How to Become a Better Poker Player


Poker is a card game played with chips and cash. It involves betting and forming the best hand based on card rankings. The player with the highest-ranked hand wins the pot at the end of a hand. Players place their bets into the pot in a clockwise direction.

There are many different ways to play poker, but most involve placing a bet and then either calling it or raising it. The game can be played with two or more players, though there are fewer hands in the game when more people are involved. Some games include a dealer who collects and distributes cards and oversees the action.

To start a poker game, each player must “ante” a certain amount of money, which varies by game. Then, the cards are dealt to each player. When it is your turn to bet, you say “call” or raise to match the last player’s bet. If you are not interested in playing the hand, you can fold.

As you play poker, it is important to develop quick instincts and understand how other players are reacting to the situation. You can do this by watching experienced players and imagining how you would react in their position. The more you play and watch, the faster you will become at reading other players.

In addition to being quick and intuitive, a good poker player needs to have several other skills, such as perseverance and discipline. It is not possible to be successful in poker without these traits, as the game requires constant effort and attention. Additionally, poker players must be smart about the games they choose to participate in and have a commitment to improving their game.

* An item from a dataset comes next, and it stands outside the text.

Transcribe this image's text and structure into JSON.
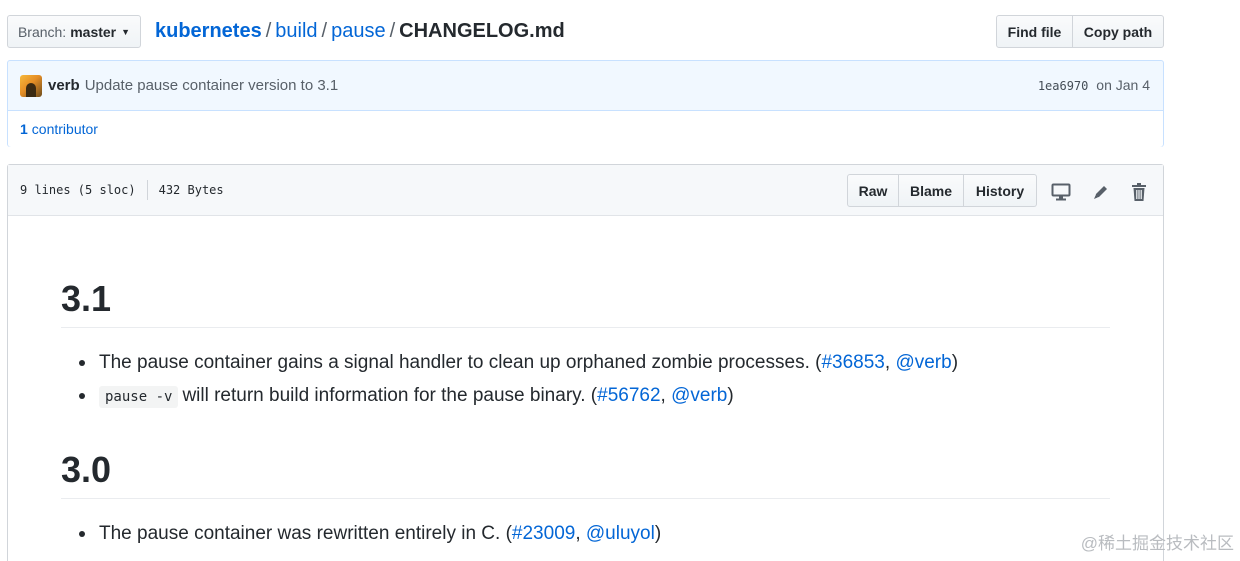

The first step in becoming a better poker player is to commit to playing low limits. This will allow you to play versus weaker opponents and learn more about the game while spending less money. This will ultimately lead to a higher win rate and a faster climb up the stakes.

When you begin to play poker, be sure to start at the lowest limits available in your area. If you are a beginner, it is usually best to play in a home game rather than at a casino or other public venue. Home games tend to be more relaxed and have a lower overall skill level than casino or poker room games. Additionally, it is often more profitable to play in home games because of the lower house edge. This is especially true if you are playing a $1/$2 game.